Exercise brief
Every record below must be written out exactly. Leave out the pictures.

Input records
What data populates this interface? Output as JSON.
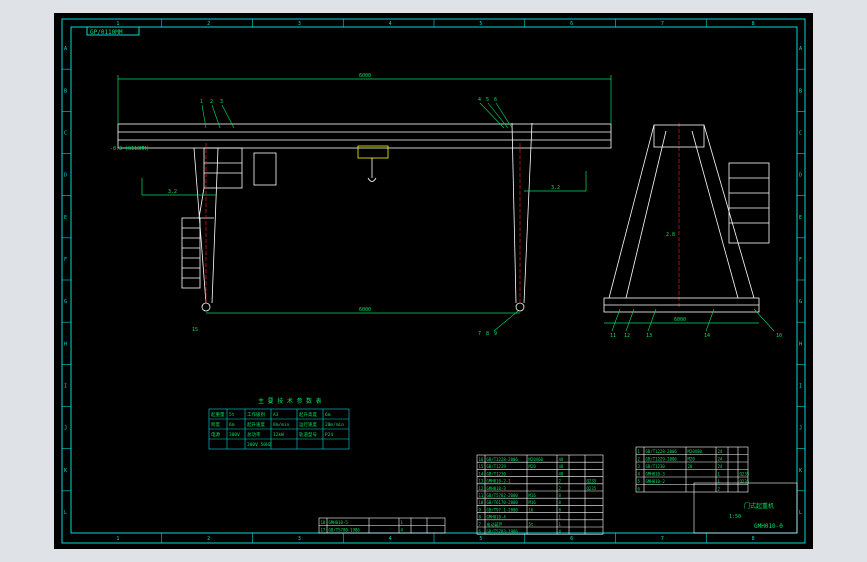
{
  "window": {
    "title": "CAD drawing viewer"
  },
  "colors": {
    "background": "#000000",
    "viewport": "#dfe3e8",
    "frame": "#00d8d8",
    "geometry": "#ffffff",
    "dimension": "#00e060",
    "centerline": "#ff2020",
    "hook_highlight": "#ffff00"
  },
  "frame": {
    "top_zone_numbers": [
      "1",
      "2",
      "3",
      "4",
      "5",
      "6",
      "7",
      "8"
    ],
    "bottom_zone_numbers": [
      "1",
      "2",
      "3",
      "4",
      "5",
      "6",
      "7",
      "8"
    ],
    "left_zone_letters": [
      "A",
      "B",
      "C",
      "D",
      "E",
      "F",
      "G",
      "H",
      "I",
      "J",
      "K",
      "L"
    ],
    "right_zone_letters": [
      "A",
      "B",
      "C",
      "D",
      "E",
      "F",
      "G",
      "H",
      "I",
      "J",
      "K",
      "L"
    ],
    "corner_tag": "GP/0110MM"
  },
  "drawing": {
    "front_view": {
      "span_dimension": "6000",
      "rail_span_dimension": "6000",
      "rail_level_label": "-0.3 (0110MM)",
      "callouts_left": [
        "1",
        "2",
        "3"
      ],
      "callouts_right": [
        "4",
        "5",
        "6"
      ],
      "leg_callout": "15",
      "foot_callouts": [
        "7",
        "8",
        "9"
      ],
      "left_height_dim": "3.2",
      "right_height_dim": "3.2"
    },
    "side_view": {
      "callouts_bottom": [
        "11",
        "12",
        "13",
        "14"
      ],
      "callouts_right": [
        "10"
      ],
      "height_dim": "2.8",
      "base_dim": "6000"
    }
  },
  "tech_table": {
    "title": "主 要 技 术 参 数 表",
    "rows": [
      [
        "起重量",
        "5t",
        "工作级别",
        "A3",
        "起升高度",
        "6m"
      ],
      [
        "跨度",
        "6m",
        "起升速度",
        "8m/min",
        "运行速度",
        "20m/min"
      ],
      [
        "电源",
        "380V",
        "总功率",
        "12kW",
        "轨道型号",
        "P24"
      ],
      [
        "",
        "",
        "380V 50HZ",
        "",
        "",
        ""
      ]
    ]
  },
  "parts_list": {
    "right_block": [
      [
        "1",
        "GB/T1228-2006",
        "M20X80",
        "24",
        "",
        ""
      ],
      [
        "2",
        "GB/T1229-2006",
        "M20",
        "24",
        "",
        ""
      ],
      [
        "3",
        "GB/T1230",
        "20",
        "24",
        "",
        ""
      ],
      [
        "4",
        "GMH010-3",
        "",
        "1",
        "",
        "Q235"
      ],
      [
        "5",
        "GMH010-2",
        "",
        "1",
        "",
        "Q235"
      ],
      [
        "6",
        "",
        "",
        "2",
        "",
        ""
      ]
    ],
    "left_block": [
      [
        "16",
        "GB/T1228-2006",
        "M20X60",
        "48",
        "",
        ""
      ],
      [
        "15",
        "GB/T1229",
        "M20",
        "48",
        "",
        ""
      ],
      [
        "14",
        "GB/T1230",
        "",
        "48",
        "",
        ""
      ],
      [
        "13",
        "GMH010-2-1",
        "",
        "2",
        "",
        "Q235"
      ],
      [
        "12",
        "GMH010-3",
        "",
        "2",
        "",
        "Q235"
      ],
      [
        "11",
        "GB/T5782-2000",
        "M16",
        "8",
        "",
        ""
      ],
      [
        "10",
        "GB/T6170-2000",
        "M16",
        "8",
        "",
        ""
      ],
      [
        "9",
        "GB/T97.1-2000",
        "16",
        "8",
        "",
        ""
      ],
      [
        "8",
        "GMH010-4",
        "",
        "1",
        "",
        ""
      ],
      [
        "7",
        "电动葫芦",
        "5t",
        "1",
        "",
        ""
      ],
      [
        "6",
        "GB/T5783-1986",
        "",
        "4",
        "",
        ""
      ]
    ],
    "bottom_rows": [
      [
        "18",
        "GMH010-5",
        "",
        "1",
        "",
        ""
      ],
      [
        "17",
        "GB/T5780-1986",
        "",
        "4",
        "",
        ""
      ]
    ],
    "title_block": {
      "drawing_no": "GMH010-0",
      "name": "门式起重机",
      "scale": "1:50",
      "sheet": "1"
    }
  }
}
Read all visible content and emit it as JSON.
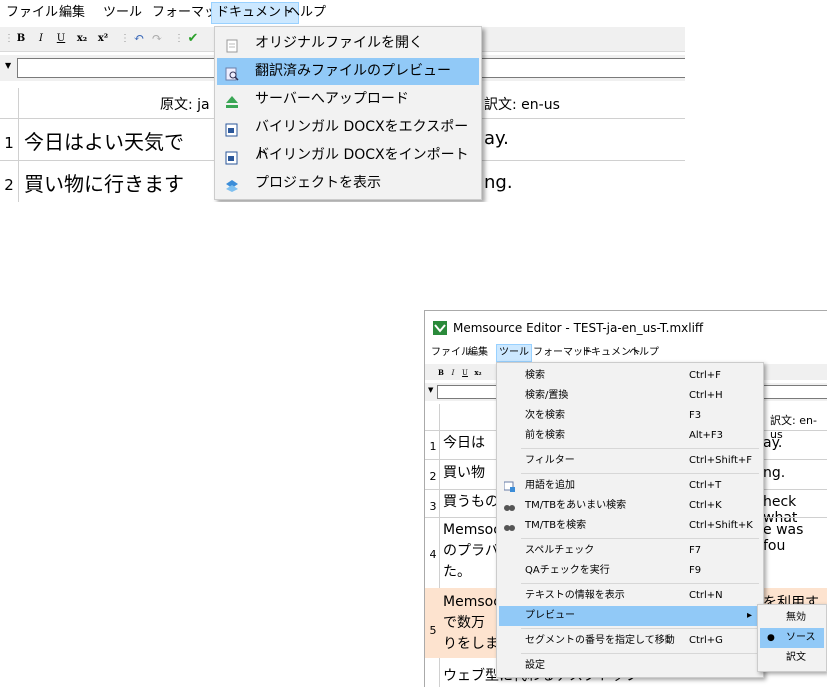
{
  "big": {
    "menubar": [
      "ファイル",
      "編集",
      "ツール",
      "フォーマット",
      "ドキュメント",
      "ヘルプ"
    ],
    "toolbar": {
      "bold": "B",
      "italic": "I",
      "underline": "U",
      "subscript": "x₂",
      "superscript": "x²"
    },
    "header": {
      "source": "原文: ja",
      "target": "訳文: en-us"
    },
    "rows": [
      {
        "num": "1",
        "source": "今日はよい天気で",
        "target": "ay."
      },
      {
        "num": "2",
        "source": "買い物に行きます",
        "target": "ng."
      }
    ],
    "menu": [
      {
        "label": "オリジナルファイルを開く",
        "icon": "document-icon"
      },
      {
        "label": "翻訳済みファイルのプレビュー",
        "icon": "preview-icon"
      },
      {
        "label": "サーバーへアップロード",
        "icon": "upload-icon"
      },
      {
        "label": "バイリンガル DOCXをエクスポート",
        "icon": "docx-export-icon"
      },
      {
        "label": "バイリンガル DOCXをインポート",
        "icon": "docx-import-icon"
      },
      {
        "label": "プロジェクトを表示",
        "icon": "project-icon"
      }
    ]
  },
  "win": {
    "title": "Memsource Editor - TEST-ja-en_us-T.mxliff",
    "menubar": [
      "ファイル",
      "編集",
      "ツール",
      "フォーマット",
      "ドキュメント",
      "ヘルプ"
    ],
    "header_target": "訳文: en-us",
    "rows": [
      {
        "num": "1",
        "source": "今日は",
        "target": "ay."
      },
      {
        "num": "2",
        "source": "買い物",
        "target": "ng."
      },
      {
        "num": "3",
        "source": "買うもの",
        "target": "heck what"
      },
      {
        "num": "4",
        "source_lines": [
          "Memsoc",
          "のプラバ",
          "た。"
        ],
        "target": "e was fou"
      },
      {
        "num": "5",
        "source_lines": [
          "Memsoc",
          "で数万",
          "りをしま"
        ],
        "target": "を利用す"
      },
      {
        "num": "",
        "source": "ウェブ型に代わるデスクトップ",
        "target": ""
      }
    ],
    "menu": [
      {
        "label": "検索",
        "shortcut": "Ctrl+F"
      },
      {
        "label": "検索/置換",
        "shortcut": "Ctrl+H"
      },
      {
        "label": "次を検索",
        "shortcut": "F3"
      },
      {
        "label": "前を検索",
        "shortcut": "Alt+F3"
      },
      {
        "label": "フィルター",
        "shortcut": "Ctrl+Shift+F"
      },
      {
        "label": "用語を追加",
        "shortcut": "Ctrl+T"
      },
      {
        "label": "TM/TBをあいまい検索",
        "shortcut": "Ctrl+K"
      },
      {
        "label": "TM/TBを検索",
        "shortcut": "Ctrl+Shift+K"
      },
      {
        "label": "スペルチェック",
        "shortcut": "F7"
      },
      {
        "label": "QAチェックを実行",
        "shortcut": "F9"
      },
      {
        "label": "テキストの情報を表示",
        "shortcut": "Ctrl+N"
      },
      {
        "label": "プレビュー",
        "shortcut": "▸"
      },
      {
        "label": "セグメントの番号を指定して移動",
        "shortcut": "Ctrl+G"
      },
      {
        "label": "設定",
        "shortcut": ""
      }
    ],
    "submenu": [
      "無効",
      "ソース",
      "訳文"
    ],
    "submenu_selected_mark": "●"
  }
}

Result of the task
What data populates this interface? Output as JSON.
{
  "window": {
    "title": "CAD drawing viewer"
  },
  "colors": {
    "background": "#000000",
    "viewport": "#dfe3e8",
    "frame": "#00d8d8",
    "geometry": "#ffffff",
    "dimension": "#00e060",
    "centerline": "#ff2020",
    "hook_highlight": "#ffff00"
  },
  "frame": {
    "top_zone_numbers": [
      "1",
      "2",
      "3",
      "4",
      "5",
      "6",
      "7",
      "8"
    ],
    "bottom_zone_numbers": [
      "1",
      "2",
      "3",
      "4",
      "5",
      "6",
      "7",
      "8"
    ],
    "left_zone_letters": [
      "A",
      "B",
      "C",
      "D",
      "E",
      "F",
      "G",
      "H",
      "I",
      "J",
      "K",
      "L"
    ],
    "right_zone_letters": [
      "A",
      "B",
      "C",
      "D",
      "E",
      "F",
      "G",
      "H",
      "I",
      "J",
      "K",
      "L"
    ],
    "corner_tag": "GP/0110MM"
  },
  "drawing": {
    "front_view": {
      "span_dimension": "6000",
      "rail_span_dimension": "6000",
      "rail_level_label": "-0.3 (0110MM)",
      "callouts_left": [
        "1",
        "2",
        "3"
      ],
      "callouts_right": [
        "4",
        "5",
        "6"
      ],
      "leg_callout": "15",
      "foot_callouts": [
        "7",
        "8",
        "9"
      ],
      "left_height_dim": "3.2",
      "right_height_dim": "3.2"
    },
    "side_view": {
      "callouts_bottom": [
        "11",
        "12",
        "13",
        "14"
      ],
      "callouts_right": [
        "10"
      ],
      "height_dim": "2.8",
      "base_dim": "6000"
    }
  },
  "tech_table": {
    "title": "主 要 技 术 参 数 表",
    "rows": [
      [
        "起重量",
        "5t",
        "工作级别",
        "A3",
        "起升高度",
        "6m"
      ],
      [
        "跨度",
        "6m",
        "起升速度",
        "8m/min",
        "运行速度",
        "20m/min"
      ],
      [
        "电源",
        "380V",
        "总功率",
        "12kW",
        "轨道型号",
        "P24"
      ],
      [
        "",
        "",
        "380V 50HZ",
        "",
        "",
        ""
      ]
    ]
  },
  "parts_list": {
    "right_block": [
      [
        "1",
        "GB/T1228-2006",
        "M20X80",
        "24",
        "",
        ""
      ],
      [
        "2",
        "GB/T1229-2006",
        "M20",
        "24",
        "",
        ""
      ],
      [
        "3",
        "GB/T1230",
        "20",
        "24",
        "",
        ""
      ],
      [
        "4",
        "GMH010-3",
        "",
        "1",
        "",
        "Q235"
      ],
      [
        "5",
        "GMH010-2",
        "",
        "1",
        "",
        "Q235"
      ],
      [
        "6",
        "",
        "",
        "2",
        "",
        ""
      ]
    ],
    "left_block": [
      [
        "16",
        "GB/T1228-2006",
        "M20X60",
        "48",
        "",
        ""
      ],
      [
        "15",
        "GB/T1229",
        "M20",
        "48",
        "",
        ""
      ],
      [
        "14",
        "GB/T1230",
        "",
        "48",
        "",
        ""
      ],
      [
        "13",
        "GMH010-2-1",
        "",
        "2",
        "",
        "Q235"
      ],
      [
        "12",
        "GMH010-3",
        "",
        "2",
        "",
        "Q235"
      ],
      [
        "11",
        "GB/T5782-2000",
        "M16",
        "8",
        "",
        ""
      ],
      [
        "10",
        "GB/T6170-2000",
        "M16",
        "8",
        "",
        ""
      ],
      [
        "9",
        "GB/T97.1-2000",
        "16",
        "8",
        "",
        ""
      ],
      [
        "8",
        "GMH010-4",
        "",
        "1",
        "",
        ""
      ],
      [
        "7",
        "电动葫芦",
        "5t",
        "1",
        "",
        ""
      ],
      [
        "6",
        "GB/T5783-1986",
        "",
        "4",
        "",
        ""
      ]
    ],
    "bottom_rows": [
      [
        "18",
        "GMH010-5",
        "",
        "1",
        "",
        ""
      ],
      [
        "17",
        "GB/T5780-1986",
        "",
        "4",
        "",
        ""
      ]
    ],
    "title_block": {
      "drawing_no": "GMH010-0",
      "name": "门式起重机",
      "scale": "1:50",
      "sheet": "1"
    }
  }
}
Read all visible content and emit it as JSON.
{
  "big": {
    "menubar": [
      "ファイル",
      "編集",
      "ツール",
      "フォーマット",
      "ドキュメント",
      "ヘルプ"
    ],
    "toolbar": {
      "bold": "B",
      "italic": "I",
      "underline": "U",
      "subscript": "x₂",
      "superscript": "x²"
    },
    "header": {
      "source": "原文: ja",
      "target": "訳文: en-us"
    },
    "rows": [
      {
        "num": "1",
        "source": "今日はよい天気で",
        "target": "ay."
      },
      {
        "num": "2",
        "source": "買い物に行きます",
        "target": "ng."
      }
    ],
    "menu": [
      {
        "label": "オリジナルファイルを開く",
        "icon": "document-icon"
      },
      {
        "label": "翻訳済みファイルのプレビュー",
        "icon": "preview-icon"
      },
      {
        "label": "サーバーへアップロード",
        "icon": "upload-icon"
      },
      {
        "label": "バイリンガル DOCXをエクスポート",
        "icon": "docx-export-icon"
      },
      {
        "label": "バイリンガル DOCXをインポート",
        "icon": "docx-import-icon"
      },
      {
        "label": "プロジェクトを表示",
        "icon": "project-icon"
      }
    ]
  },
  "win": {
    "title": "Memsource Editor - TEST-ja-en_us-T.mxliff",
    "menubar": [
      "ファイル",
      "編集",
      "ツール",
      "フォーマット",
      "ドキュメント",
      "ヘルプ"
    ],
    "header_target": "訳文: en-us",
    "rows": [
      {
        "num": "1",
        "source": "今日は",
        "target": "ay."
      },
      {
        "num": "2",
        "source": "買い物",
        "target": "ng."
      },
      {
        "num": "3",
        "source": "買うもの",
        "target": "heck what"
      },
      {
        "num": "4",
        "source_lines": [
          "Memsoc",
          "のプラバ",
          "た。"
        ],
        "target": "e was fou"
      },
      {
        "num": "5",
        "source_lines": [
          "Memsoc",
          "で数万",
          "りをしま"
        ],
        "target": "を利用す"
      },
      {
        "num": "",
        "source": "ウェブ型に代わるデスクトップ",
        "target": ""
      }
    ],
    "menu": [
      {
        "label": "検索",
        "shortcut": "Ctrl+F"
      },
      {
        "label": "検索/置換",
        "shortcut": "Ctrl+H"
      },
      {
        "label": "次を検索",
        "shortcut": "F3"
      },
      {
        "label": "前を検索",
        "shortcut": "Alt+F3"
      },
      {
        "label": "フィルター",
        "shortcut": "Ctrl+Shift+F"
      },
      {
        "label": "用語を追加",
        "shortcut": "Ctrl+T"
      },
      {
        "label": "TM/TBをあいまい検索",
        "shortcut": "Ctrl+K"
      },
      {
        "label": "TM/TBを検索",
        "shortcut": "Ctrl+Shift+K"
      },
      {
        "label": "スペルチェック",
        "shortcut": "F7"
      },
      {
        "label": "QAチェックを実行",
        "shortcut": "F9"
      },
      {
        "label": "テキストの情報を表示",
        "shortcut": "Ctrl+N"
      },
      {
        "label": "プレビュー",
        "shortcut": "▸"
      },
      {
        "label": "セグメントの番号を指定して移動",
        "shortcut": "Ctrl+G"
      },
      {
        "label": "設定",
        "shortcut": ""
      }
    ],
    "submenu": [
      "無効",
      "ソース",
      "訳文"
    ],
    "submenu_selected_mark": "●"
  }
}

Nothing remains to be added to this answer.